Traditionally, development and humanitarian aid has been of the “teach a man to fish” variety. For good reason. Professional aid supported by donors (like you or even banks and countries) builds or props up needed infrastructure like wells, clinics, vaccines, family planning, education, and food security. These are things that don’t get done if you simply give cash to poor people.
But, research is beginning to favor micro-investments, direct cash donations, and the like. It turns out that poor people who receive cash overwhelmingly use it to better their lives. They do not drink or smoke it away. They do not buy luxuries, like we have thought for so many years.
[I’m sure you can think of someone from your neighborhood who is on food stamps and just bought a new car. I can too. But those people aren’t the extremely chronic poor that we’re talking about. There will always be abusers of the system. But there will always be people who need a little outside help too. (Personally, I find it easier to let God or the Universe or someone else judge between them.) But let’s leave that argument to the side for now.]
Here is an experienced aid worker describing how direct cash transfers can be better than third-party directed aid. 1. Families buy what they really need (not what you think they need)–like maternity care or home improvements (which make them less vulnerable to calamity). 2. Much lower administrative costs mean more money gets to the users. 3. Cash infusions are often better than donations. This is true during disasters too.
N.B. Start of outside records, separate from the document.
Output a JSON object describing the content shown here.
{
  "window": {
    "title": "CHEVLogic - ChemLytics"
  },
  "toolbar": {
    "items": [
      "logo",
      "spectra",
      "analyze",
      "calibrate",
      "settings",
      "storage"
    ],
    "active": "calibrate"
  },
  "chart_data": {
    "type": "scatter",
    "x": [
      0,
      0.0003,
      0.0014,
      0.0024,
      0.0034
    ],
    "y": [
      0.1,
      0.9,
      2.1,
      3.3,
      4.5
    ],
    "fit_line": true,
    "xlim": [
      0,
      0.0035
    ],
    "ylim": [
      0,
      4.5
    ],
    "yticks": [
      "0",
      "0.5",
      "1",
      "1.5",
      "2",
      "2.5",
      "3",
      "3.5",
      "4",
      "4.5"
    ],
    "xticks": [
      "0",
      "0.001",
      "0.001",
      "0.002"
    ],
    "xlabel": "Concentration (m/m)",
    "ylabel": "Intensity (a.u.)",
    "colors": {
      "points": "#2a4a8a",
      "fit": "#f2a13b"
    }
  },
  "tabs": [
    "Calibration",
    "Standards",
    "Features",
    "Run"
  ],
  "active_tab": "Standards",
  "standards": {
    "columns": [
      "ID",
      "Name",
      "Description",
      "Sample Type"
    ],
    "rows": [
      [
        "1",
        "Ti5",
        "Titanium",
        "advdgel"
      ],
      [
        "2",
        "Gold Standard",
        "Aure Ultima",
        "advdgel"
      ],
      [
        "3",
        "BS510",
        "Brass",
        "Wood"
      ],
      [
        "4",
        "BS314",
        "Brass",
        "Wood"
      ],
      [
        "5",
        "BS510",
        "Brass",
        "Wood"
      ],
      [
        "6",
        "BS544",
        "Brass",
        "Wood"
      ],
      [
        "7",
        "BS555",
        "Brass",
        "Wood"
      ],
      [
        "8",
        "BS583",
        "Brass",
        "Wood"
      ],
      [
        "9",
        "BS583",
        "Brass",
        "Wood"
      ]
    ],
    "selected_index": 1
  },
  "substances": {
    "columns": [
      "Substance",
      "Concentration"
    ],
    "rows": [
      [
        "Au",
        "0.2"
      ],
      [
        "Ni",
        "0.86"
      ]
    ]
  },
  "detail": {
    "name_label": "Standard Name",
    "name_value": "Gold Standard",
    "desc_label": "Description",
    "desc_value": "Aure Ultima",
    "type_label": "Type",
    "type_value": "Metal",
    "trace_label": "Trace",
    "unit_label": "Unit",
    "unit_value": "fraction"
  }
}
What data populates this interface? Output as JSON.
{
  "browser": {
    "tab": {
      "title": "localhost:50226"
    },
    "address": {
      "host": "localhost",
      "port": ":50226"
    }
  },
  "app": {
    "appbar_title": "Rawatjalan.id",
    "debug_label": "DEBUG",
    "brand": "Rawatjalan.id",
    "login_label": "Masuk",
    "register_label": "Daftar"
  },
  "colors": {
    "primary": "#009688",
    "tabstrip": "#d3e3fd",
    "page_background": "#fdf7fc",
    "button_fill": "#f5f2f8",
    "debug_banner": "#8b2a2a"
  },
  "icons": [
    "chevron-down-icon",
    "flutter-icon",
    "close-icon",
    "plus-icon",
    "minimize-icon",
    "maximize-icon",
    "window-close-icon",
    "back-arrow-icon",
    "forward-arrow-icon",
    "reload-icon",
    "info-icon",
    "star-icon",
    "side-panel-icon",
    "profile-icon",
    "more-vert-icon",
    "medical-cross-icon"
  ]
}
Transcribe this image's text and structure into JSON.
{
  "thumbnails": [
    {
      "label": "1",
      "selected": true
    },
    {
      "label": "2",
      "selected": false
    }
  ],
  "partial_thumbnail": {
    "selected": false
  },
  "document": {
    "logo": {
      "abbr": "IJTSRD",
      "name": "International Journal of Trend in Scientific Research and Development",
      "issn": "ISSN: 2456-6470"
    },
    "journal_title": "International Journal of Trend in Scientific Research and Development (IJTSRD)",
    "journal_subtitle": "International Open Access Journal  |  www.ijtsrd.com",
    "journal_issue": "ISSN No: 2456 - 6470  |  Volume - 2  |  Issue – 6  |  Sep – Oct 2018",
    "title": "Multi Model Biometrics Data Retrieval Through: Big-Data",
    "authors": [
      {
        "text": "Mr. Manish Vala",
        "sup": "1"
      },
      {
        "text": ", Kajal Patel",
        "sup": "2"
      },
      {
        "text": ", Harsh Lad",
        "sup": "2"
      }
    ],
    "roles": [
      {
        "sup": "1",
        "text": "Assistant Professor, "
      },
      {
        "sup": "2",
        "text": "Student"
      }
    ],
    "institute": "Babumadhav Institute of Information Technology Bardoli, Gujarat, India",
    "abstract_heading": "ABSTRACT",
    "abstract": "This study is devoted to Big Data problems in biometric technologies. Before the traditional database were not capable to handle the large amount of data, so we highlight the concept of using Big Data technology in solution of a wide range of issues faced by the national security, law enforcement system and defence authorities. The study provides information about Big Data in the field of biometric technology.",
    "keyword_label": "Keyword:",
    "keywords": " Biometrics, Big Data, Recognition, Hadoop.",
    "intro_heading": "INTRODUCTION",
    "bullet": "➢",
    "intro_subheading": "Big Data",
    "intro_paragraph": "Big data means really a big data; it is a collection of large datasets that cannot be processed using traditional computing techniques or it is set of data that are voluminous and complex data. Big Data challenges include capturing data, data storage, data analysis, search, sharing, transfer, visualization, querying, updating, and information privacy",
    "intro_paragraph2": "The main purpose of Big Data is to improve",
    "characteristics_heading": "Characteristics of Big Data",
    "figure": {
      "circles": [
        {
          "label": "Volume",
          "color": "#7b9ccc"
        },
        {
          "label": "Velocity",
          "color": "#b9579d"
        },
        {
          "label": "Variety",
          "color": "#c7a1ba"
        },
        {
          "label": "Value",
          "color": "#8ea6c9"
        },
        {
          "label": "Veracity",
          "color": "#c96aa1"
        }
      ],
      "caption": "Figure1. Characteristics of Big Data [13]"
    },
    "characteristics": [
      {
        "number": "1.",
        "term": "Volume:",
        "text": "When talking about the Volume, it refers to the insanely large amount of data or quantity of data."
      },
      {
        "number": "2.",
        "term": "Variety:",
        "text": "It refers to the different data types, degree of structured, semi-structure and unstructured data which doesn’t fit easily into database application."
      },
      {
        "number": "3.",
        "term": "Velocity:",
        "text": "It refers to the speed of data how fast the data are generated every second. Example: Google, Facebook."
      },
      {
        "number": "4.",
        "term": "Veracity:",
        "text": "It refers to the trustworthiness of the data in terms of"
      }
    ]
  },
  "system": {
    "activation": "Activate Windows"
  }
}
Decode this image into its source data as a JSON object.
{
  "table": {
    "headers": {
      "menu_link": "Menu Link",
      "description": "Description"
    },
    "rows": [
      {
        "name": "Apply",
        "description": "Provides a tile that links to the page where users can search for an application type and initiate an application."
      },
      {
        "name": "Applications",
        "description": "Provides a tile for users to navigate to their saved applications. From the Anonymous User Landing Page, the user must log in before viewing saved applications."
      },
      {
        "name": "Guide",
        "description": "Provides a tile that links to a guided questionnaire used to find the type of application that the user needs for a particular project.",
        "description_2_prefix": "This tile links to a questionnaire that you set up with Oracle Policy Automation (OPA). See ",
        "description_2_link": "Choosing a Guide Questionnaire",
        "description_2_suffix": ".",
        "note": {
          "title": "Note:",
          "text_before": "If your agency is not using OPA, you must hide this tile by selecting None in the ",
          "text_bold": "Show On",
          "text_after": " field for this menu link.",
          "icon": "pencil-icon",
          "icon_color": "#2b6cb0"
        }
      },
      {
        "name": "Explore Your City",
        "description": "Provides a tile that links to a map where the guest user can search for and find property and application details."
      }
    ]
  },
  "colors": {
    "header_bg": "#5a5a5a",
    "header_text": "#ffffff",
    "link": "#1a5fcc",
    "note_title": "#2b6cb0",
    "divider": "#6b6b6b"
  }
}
People like the Red Cross and your local disaster coordinator would much rather receive cash than donated clothing because we can use the cash to buy exactly what we need (like lumber or satellite phones for rescue teams or pens) and we can buy it from local businesses (which help them recover). Supporting local business has been proven again and again in both development and disasters to be of critical help.
Note, she also makes the point that we can’t give up the third-party directed aid. Families won’t buy the equipment to make vaccines or HIV blood tests; we will always need to encourage public infrastructure. But, we should not neglect the human. He and she are the most able to decide what he and she need.